* **EXERCISE DESCRIPTION**:
Pull every line containing the word "Characterization" from the records.

* **DATA SUPPLIED**:
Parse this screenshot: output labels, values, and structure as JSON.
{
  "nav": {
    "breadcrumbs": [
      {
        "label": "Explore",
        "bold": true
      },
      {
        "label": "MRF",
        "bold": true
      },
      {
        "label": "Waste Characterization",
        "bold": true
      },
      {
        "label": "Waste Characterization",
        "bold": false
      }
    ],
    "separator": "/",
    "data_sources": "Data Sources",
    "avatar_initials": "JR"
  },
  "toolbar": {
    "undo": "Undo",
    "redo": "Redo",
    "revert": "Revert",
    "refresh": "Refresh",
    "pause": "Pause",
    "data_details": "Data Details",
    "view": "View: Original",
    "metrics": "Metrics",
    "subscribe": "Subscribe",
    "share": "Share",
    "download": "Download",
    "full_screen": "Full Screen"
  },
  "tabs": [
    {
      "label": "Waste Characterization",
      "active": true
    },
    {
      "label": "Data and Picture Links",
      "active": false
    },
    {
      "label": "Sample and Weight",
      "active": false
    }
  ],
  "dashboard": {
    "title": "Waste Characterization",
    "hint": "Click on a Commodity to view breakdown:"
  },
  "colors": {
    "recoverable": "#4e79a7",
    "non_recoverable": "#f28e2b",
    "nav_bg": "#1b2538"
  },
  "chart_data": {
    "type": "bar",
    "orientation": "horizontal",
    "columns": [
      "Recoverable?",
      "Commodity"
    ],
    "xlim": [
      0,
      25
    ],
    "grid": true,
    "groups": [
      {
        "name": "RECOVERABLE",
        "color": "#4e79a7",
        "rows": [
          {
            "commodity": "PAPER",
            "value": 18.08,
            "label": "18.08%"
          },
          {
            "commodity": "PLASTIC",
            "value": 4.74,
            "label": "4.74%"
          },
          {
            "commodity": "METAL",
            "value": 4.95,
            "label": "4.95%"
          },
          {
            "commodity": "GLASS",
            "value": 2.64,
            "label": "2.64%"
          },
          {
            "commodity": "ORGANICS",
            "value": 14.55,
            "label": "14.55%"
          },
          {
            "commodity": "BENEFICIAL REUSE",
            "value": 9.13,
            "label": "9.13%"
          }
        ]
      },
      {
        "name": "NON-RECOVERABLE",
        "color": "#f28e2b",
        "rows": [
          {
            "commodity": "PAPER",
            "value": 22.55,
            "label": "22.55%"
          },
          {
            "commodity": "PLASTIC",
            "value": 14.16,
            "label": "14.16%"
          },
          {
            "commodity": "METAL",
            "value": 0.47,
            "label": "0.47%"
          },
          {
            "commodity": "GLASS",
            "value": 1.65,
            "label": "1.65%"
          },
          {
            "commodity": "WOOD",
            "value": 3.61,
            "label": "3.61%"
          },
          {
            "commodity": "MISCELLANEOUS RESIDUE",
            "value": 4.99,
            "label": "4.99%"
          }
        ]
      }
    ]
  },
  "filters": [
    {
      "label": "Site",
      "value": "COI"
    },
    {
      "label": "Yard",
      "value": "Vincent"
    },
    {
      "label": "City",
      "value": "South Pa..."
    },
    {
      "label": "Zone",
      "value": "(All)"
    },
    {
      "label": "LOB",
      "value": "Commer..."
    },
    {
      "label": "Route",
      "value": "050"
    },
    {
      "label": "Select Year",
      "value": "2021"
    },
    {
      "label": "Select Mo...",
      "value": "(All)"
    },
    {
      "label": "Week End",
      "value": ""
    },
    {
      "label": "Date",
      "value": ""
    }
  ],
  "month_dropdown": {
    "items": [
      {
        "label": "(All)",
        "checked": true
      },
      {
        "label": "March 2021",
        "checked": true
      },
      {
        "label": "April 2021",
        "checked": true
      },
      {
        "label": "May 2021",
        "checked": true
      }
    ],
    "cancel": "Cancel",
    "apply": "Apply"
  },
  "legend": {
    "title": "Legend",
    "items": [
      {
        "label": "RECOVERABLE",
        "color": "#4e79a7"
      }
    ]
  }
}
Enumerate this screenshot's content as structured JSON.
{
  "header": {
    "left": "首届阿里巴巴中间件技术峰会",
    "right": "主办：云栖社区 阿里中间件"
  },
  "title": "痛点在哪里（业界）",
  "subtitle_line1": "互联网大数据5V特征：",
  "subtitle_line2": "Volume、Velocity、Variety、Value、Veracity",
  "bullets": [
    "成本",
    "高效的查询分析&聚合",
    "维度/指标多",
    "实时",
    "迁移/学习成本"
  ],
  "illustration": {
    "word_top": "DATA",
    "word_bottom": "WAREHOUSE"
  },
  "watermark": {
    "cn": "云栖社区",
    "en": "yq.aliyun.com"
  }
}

* **TASK SOLUTION**:
        "label": "Waste Characterization",
        "label": "Waste Characterization",
      "label": "Waste Characterization",
    "title": "Waste Characterization",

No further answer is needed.